Ethan Nadelmann has been selected to be part of Change.org’s Changemakers network. He talks about how The War on Drugs is a War on People
Change.org: If you could ask 1 million people to all do 1 thing to advance your cause or causes, what would it be?
Come out of the closet about your drug use. Drug war propaganda demonizes and dehumanizes people who use drugs. Let your fellow citizens â€“ your colleagues, your friends, and your family â€“ know the real face of the American drug user.
We need credible people, especially public figures, to stand up and say, “I contribute to society, I work hard, I love my family, and I am an otherwise law-abiding citizen â€“ but I do not believe that people should be treated as criminals simply because of what they put into their bodies. This law is wrong.”
Outstanding video promoting Students for Sensible Drug Policy (about 10 minutes) with a lot of great people in it.
SSDP’s national conference will be in San Francisco in March, and they’re accepting reservations now (Titled “This is your Brain on Drug Policy.” I’m not sure if I’ll be able to make it this year given my work demands.
In the Wall Street Journal, A Doctor’s Case For Legal Pot by David L. Nathan
So why do I support decriminalization? First, marijuana prohibition doesn’t prevent widespread use of the drug, although it does clog our legal system with a small percentage of users and dealers unlucky enough to be prosecuted.
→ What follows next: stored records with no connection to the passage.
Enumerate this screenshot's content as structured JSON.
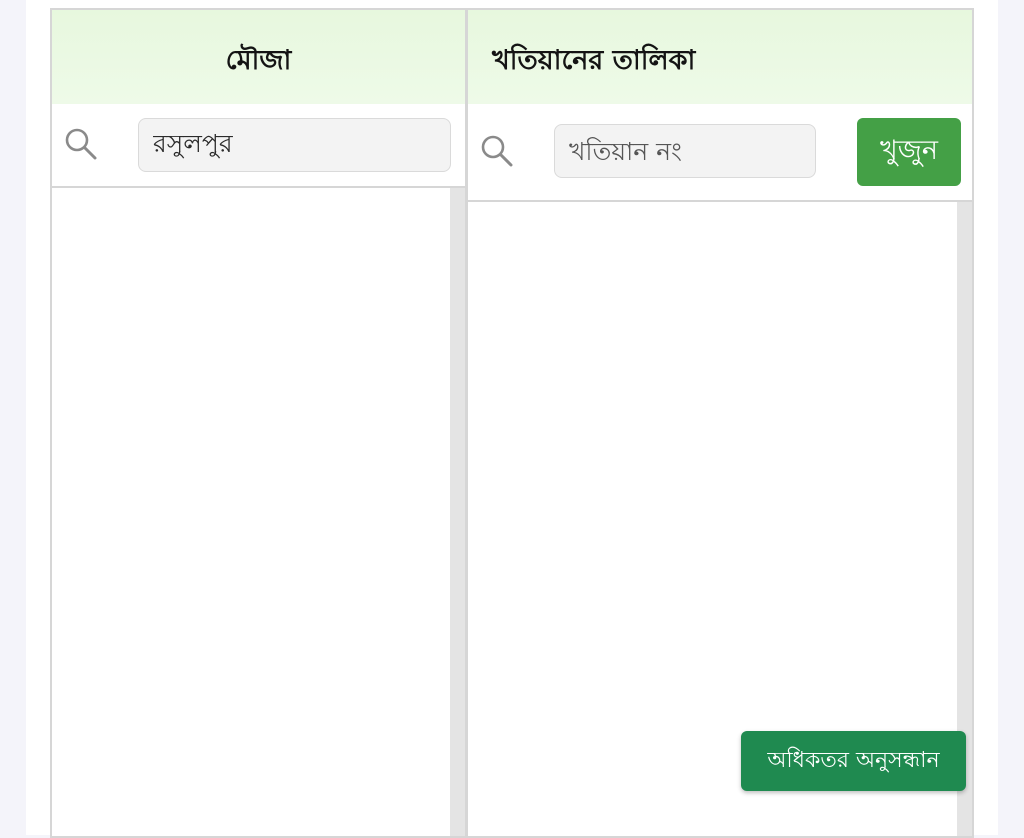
{
  "mouza_panel": {
    "title": "মৌজা",
    "search_value": "রসুলপুর",
    "search_icon": "search-icon"
  },
  "khatian_panel": {
    "title": "খতিয়ানের তালিকা",
    "search_placeholder": "খতিয়ান নং",
    "search_icon": "search-icon",
    "find_label": "খুজুন"
  },
  "advanced_search_label": "অধিকতর অনুসন্ধান",
  "colors": {
    "header_bg": "#e8f8df",
    "find_button": "#44a046",
    "advanced_button": "#1f8a50"
  }
}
More to the point, legal cannabis would never become the societal problem that alcohol already is.
In most of my substance-abuse patients, I am far more concerned about their consumption of booze than pot. […]
The time has come to accept that our nation’s attitude toward marijuana has been misguided for generations and that the only rational approach to cannabis is to legalize, regulate and tax it.
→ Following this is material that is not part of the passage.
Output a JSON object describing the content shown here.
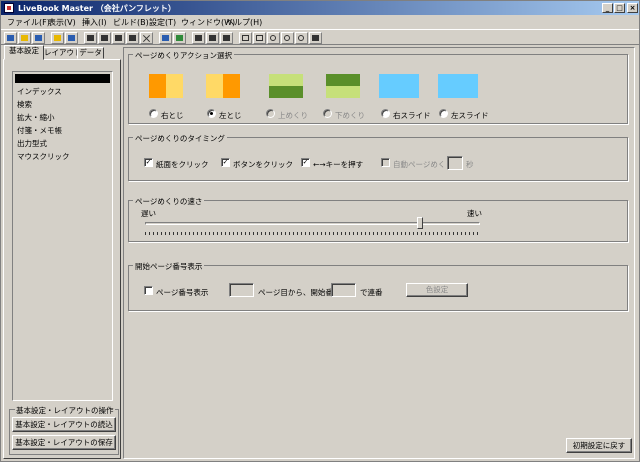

California is free to make its own drug laws by Tamar Todd. A timely reminder about the power of the states, even today.
The Times is simply wrong to suggest that California does not have the authority to tax and regulate marijuana. There is nothing in the U.S. Constitution that requires states to criminalize anything. We could scrap our entire penal code tomorrow if we wanted to. States get to decide state law, not Washington. This is why California and 13 other states have been able to legalize and regulate medical marijuana despite continuing federal prohibition.
Certainly, even if AB 390 becomes law, the federal government could still enforce its marijuana laws against California residents. The reality is, however, the federal government does not have the resources to undertake sole — or even primary — enforcement responsibility for state drug crimes. More than 95% of all marijuana arrests in this country are made by state and local law enforcement agencies.
Maui Time Weekly has a nice feature on LEAP with their interview with David Bratzer. He really nails all the points beautifully.
DrugSense Weekly – a weekly review of the most interesting or relevant articles in the press and on the web related to drug policy reform.
Drug War Chronicle – weekly update of drug war news and analysis from Stop the Drug War.org.